You would think that organizations would not need to be told that before they give away a pile of money they need to be sure they will get it (and more) back. Yet, this happens every day when it comes to organizations deciding how they will invest in CRM systems.

Lenders (and others) need to consider their ability to achieve ROI before investing in CRM systems

Organizations need to treat their CRM investments just like a lender approaches (or will, come January 2014) making a loan. They should:

1. Look at how much money you send out now (license and implementation costs) and how much value demand to get back (increase in sales, decrease in costs, or other measures of ROI on your CRM investment).

2. Critically examine and rate your ability to actually achieve the returns you require (ability to drive and sustain user adoption and benefits realization). 

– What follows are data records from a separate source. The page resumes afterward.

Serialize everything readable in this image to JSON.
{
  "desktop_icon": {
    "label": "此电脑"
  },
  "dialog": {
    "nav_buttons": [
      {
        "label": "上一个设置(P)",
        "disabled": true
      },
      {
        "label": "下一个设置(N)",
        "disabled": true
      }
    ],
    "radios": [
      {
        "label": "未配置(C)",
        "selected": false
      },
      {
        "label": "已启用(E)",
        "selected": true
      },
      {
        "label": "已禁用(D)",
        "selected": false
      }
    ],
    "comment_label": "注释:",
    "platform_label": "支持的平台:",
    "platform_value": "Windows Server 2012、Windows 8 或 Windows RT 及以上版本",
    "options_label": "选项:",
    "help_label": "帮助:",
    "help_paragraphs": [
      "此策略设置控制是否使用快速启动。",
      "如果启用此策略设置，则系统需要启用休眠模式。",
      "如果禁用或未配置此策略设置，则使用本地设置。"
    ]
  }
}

3. Oh, and depending on the size of the investment, you may require some sort of collateral to help incentivize successful payback of your investment (for CRM investments, this may be tying executive compensation to CRM success).

Many organizations don’t do this – or at least, not really. They may say that they have defined a “business case”, but typically this is a largely fictional piece of work that is not based on a thorough understanding or assessment of the likelihood that the system will actually get adopted and used effectively by end-users. And as we all know, if a system isn’t used, it isn’t delivering any value.

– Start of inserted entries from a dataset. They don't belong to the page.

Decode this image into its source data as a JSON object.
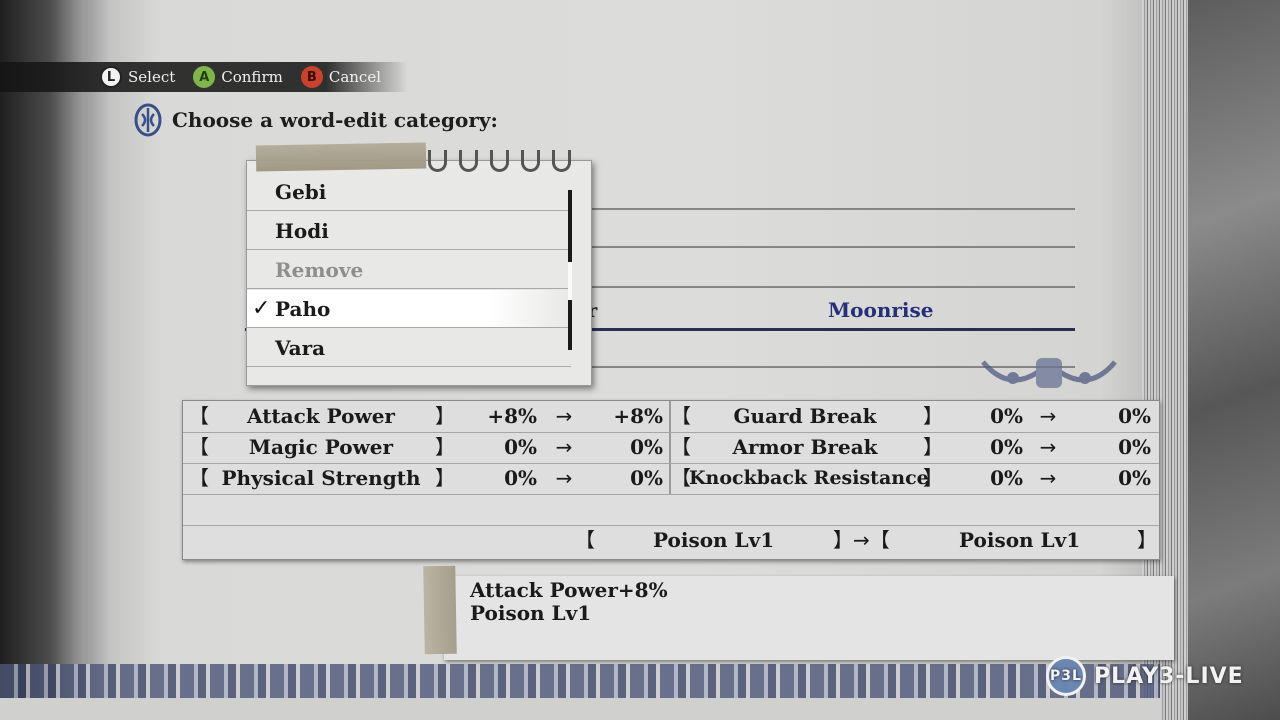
{
  "hints": [
    {
      "button": "L",
      "label": "Select"
    },
    {
      "button": "A",
      "label": "Confirm"
    },
    {
      "button": "B",
      "label": "Cancel"
    }
  ],
  "prompt": "Choose a word-edit category:",
  "background_row": {
    "left_text": "ir",
    "name": "Moonrise"
  },
  "dropdown": {
    "items": [
      {
        "label": "Gebi",
        "state": "normal"
      },
      {
        "label": "Hodi",
        "state": "normal"
      },
      {
        "label": "Remove",
        "state": "disabled"
      },
      {
        "label": "Paho",
        "state": "selected"
      },
      {
        "label": "Vara",
        "state": "normal"
      }
    ],
    "check": "✓"
  },
  "stats": {
    "rows": [
      {
        "left": {
          "name": "Attack Power",
          "from": "+8%",
          "to": "+8%"
        },
        "right": {
          "name": "Guard Break",
          "from": "0%",
          "to": "0%"
        }
      },
      {
        "left": {
          "name": "Magic Power",
          "from": "0%",
          "to": "0%"
        },
        "right": {
          "name": "Armor Break",
          "from": "0%",
          "to": "0%"
        }
      },
      {
        "left": {
          "name": "Physical Strength",
          "from": "0%",
          "to": "0%"
        },
        "right": {
          "name": "Knockback Resistance",
          "from": "0%",
          "to": "0%"
        }
      }
    ],
    "effect": {
      "from": "Poison Lv1",
      "to": "Poison Lv1"
    },
    "open_bracket": "【",
    "close_bracket": "】",
    "arrow": "→",
    "effect_arrow": "】→【"
  },
  "summary": {
    "lines": [
      "Attack Power+8%",
      "Poison Lv1"
    ]
  },
  "watermark": {
    "text": "PLAY3-LIVE",
    "logo": "P3L"
  },
  "colors": {
    "accent_blue": "#26307a",
    "button_a": "#7fb54a",
    "button_b": "#c8422e"
  }
}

Don’t invest in Sub-Prime CRM.
Require a User Adoption & ROI Plan before you spend a dime on CRM!

Before you write a check for any CRM system, make sure it is worth it. It is better to not make any investment than to throw away a pile of money and waste tons of time on a system that is doomed to failure before it even begins. 
Ask yourself these questions:
1. Is there a written plan for how we will ensure a positive ROI on our CRM investment? 
2. Have we done a thorough analysis to identify all the drivers and barriers that will affect user adoption (and ROI)? 
3. Have we defined exactly what ROI goals must be achieved in what amount of time before we proceed?
4. Is there a single, senior executive who will be held accountable (including having a personal financial stake) for meeting ROI goals on the CRM investment?